Steve Jobs took to the stage at Moscone Center today for a special Apple Event, and introduced Apple's new music service, "iTunes Music Store," which will allow users to download music in the AAC format for $.99 per song, and is built-in to iTunes 4. The service offers 200,000 tracks and counting, with unlimited CD burning for personal use. iTunes 4 also adds playlist sharing, and the new iPod add new features, including a new design, a dock, and USB 2.0.The iTunes Music Service files are 128 kbps AAC (reportedly better than 128 kbps MP3), with free previews, cover art, and "reliable downloads." You can browse the music store in iTunes, similarly to browsing your own Library, and preview them directly in iTunes. "One-click shopping" allows you to purchase the song and download it, adding it to your Library, in one click.
The store also offers exclusive music, music videos, and other multimedia, all in the main iTunes window. iTunes 4 will be available now (along with QuickTime 6.2), and the music store will be available today. It is Mac-only now, but will be available for Windows by the end of the year.
As a compromise to help prevent piracy, you must change your playlist every 10 CD burns, and you may share the music with only three other Macs (you may modify the list of computers that the music may be shared with at any time). There was no word on the technology used to handle this DRM.
The iTunes playlist sharing allows sharing of playlists, and the streaming of music from one machine to the other, though copying is not supported ("that would be verboten," Jobs added).
The new iPods will be $299 (10GB), $399 (15GB), and $499 (30GB). The dock holds the iPod upright, and has a line-out. The FireWire port is now on the bottom of the unit, and the buttons have been moved up higher, just below the screen, in a row.

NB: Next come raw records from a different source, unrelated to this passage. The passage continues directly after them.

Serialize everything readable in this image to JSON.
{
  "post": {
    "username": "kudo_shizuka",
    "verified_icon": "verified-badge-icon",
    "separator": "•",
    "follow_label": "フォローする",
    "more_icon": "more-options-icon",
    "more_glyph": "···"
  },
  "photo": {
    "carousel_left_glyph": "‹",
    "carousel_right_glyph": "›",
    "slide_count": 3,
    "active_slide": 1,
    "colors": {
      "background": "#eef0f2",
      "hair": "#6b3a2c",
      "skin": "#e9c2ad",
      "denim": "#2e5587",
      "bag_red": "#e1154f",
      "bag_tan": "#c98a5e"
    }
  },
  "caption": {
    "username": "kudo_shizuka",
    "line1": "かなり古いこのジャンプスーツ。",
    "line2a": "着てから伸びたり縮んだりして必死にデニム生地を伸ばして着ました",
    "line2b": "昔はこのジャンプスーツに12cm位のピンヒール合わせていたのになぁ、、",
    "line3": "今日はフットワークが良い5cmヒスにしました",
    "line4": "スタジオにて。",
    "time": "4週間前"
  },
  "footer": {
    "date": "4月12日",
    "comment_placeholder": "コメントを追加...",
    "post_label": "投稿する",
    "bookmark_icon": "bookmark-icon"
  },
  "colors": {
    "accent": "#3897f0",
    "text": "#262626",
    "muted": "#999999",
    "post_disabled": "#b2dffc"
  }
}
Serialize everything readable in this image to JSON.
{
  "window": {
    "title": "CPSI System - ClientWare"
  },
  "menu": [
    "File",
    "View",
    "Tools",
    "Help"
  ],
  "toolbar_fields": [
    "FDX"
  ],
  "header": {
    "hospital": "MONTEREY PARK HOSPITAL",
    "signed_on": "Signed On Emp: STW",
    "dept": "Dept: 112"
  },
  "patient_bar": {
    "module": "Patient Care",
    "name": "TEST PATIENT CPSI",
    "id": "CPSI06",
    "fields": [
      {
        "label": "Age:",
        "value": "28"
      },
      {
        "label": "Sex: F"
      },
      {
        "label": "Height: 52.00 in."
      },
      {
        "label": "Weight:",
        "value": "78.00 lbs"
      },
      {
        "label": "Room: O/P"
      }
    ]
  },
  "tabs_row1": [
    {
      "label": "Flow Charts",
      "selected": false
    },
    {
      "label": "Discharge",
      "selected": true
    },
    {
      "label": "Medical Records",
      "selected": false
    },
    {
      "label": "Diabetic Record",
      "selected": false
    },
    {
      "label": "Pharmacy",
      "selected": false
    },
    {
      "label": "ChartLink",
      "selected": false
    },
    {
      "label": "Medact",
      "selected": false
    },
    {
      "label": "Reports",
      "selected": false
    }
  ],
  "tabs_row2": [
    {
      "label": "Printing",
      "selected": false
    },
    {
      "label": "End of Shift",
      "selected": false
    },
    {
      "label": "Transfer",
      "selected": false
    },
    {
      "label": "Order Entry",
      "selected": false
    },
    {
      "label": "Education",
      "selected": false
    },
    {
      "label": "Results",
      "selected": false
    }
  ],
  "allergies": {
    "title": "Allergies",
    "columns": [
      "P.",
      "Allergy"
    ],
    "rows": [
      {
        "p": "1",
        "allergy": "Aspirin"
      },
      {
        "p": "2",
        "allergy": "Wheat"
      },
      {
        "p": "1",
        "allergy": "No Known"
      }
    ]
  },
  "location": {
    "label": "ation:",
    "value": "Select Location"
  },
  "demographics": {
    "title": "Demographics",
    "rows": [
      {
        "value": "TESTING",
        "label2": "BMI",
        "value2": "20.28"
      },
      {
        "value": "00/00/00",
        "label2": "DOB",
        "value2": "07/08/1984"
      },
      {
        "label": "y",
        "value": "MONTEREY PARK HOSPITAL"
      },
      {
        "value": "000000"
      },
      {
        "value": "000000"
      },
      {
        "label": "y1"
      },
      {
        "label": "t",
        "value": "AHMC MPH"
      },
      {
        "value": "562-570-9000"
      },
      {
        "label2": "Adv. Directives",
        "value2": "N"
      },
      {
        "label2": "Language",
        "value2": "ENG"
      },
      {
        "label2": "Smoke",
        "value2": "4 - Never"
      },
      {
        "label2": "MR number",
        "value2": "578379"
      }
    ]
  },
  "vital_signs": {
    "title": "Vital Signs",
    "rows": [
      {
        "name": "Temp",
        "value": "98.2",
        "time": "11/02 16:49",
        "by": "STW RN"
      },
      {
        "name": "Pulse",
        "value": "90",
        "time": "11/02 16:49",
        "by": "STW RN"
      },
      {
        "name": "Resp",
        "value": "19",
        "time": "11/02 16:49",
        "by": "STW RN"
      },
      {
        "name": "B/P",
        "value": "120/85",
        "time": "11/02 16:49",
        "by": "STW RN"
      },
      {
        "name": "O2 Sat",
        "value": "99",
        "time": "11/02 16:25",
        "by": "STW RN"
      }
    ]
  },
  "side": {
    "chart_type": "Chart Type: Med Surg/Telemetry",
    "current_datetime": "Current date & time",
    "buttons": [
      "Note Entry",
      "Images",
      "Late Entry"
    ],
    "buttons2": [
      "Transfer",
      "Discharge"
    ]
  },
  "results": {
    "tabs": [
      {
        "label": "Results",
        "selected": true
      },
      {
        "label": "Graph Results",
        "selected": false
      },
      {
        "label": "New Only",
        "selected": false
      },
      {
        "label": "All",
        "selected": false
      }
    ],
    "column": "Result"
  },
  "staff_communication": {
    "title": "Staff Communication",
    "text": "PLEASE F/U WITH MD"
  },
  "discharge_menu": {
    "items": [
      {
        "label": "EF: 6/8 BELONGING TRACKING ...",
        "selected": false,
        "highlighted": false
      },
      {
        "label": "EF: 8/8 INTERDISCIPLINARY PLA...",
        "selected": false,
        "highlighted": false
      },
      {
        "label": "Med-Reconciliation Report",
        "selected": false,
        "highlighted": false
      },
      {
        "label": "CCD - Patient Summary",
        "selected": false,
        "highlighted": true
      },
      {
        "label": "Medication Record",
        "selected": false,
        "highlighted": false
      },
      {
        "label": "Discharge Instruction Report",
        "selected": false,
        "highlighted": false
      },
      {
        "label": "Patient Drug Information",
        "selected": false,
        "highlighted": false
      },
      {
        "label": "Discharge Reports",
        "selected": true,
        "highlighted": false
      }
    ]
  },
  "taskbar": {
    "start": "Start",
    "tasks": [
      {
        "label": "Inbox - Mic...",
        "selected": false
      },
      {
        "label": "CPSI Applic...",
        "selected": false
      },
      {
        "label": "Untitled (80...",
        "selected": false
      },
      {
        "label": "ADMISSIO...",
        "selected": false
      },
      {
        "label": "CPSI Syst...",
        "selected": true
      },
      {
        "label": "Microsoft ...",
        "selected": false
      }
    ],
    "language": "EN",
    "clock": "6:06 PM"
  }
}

The improved screen features a backlight. The new units will be in Apple stores on Friday.